YARDBIRD BLUES is a series of articles I wrote over the years on the maritime industry. Most have been published In Bayou La Rose, the Industrial Worker and other publications.

This book could not have been written or completed without the influence and direct help of a number of people, all who happen to have been Wobblies. I wish to start off with acknowledging Wobbly old timers Frank Cedervall, " Blackie" Vaughan, Walter Westman, Carl Keller, Fred Thompson, and Fred Hansen who taught me what being a rebel worker was all about.

I wish to thank old time Wobbly and rebel longshoreman Gilbert Mers for giving me the encouragement and Inspiration to write about work place experiences. I wish to thank my old friend and Fellow Worker Carlos Cortez for writing the introduction. I wish to thank the following younger Wobblies for reading over the manuscript and making it readable: Mark Damron, who spent many long hours working on this book, Joshua Freeze, Jason Adams and Paul Harris.

Introduction - By Carlos Cortez

Despite having reached his maturity during the turbulent decades of the 60's and 70's, Arthur Miller is more than a product of that generation, unlike many of those contemporaries whose social consciousness was nurtured within the cloistered confines of university campuses. While not wishing to belittle the sincerity of those whose fortunate circumstances afforded them a higher education, it must be realized that not having to participate in the daily economics of seeing that there was food and shelter for one's family, they had the relative freedom to be able to see the inconsistency of the society they lived under, despite the fact that the training they were receiving was only preparing them to perpetuate that society.
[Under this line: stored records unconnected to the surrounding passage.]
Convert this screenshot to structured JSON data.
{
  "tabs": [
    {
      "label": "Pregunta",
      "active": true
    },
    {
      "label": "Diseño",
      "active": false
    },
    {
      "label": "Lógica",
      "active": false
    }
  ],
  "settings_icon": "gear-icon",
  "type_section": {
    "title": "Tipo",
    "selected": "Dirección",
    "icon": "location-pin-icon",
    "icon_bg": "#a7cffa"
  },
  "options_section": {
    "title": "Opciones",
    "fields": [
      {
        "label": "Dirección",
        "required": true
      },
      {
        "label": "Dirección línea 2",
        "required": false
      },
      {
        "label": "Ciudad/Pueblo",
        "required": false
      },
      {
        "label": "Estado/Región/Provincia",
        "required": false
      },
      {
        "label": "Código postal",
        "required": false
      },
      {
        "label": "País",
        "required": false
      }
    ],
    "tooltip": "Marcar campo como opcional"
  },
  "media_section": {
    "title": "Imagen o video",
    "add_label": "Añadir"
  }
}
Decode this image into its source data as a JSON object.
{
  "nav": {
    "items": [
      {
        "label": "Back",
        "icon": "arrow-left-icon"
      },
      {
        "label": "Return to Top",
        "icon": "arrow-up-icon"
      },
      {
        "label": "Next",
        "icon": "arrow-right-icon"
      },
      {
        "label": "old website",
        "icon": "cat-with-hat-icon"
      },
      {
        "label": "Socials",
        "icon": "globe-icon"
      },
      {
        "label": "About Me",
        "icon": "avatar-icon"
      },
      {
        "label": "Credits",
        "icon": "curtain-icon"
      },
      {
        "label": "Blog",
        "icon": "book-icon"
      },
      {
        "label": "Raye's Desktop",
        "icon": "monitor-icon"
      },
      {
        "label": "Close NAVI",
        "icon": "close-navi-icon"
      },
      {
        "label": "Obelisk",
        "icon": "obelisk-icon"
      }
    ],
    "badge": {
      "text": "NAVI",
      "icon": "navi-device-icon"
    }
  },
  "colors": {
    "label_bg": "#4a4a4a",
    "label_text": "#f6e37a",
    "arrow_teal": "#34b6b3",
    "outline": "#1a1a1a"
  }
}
Arthur on the other hand had been a working stiff from the start. Through his life of pursuing the paycheck, he was able to experience the futility and frustration of living under an exploitive economy. Where many of our class unfortunately seek to dull the nagging frustrations of that economy via the corner gin mill, the one-eyed monster in the living room, or deaden one's senses in the consumerist illusions, Arthur was able to discern the workings of the profit system and that any inequities of that system can only be remedied by those who make that system possible, the workers themselves.

While politicians and social reformers may speak lofty words about equality and human rights, their privileged position gives them a stake in the status quo. Arthur, like those activists of generations before him, drives home the obvious conclusion that only those who perform the physical labor of producing the World's goods are in a position of bringing about a better human society with true respect for all forms of life. His long standing membership in the Industrial Workers of the World is testimony to his dedication towards making this Planet of ours a better place to live. If one is desirous of knowing the machinations of those that control us, this is a book that should not only be read but passed on to others.

Part One - The Blues

Scraping out a living the best that I can; family to feed, shelter to provide. Day after day, working within the steel shell of a metallic demon. Down in the lower holds, where the better people never see, I toil for a paycheck. Wages, a chain upon body and soul.

Pulling, placing, fitting, burning, welding joints of the arteries that gave life to the soulless apparition of manmade hell. Wading in bunker oil that penetrates my clothes and stains my skin. Breathing smoke with fine particles of metal that scar the lungs. Asbestos in the air; the dust of the angel of death.

Steel ain't got no bones about it. When in confrontation with the living, steel wins, bones break, blood flows. Danger is a companion, unwanted, but laughing at all concern. Crawling through a tank and the lights go out; even in the dark one can feel the enclosure of the steel bulkheads of this slave-constructed purgatory.

You cry out in rage at the conditions of toil, only heard by other slaves who share the same fate. The slaves are beaten down, ignorant of the power that they possess. It seems like there is no end in sight.

I fear not hell, for what could be worse than the hell of our own construction? Nothing more to do than to continue as we are. Lord, Lord, I got them old yardbird blues again.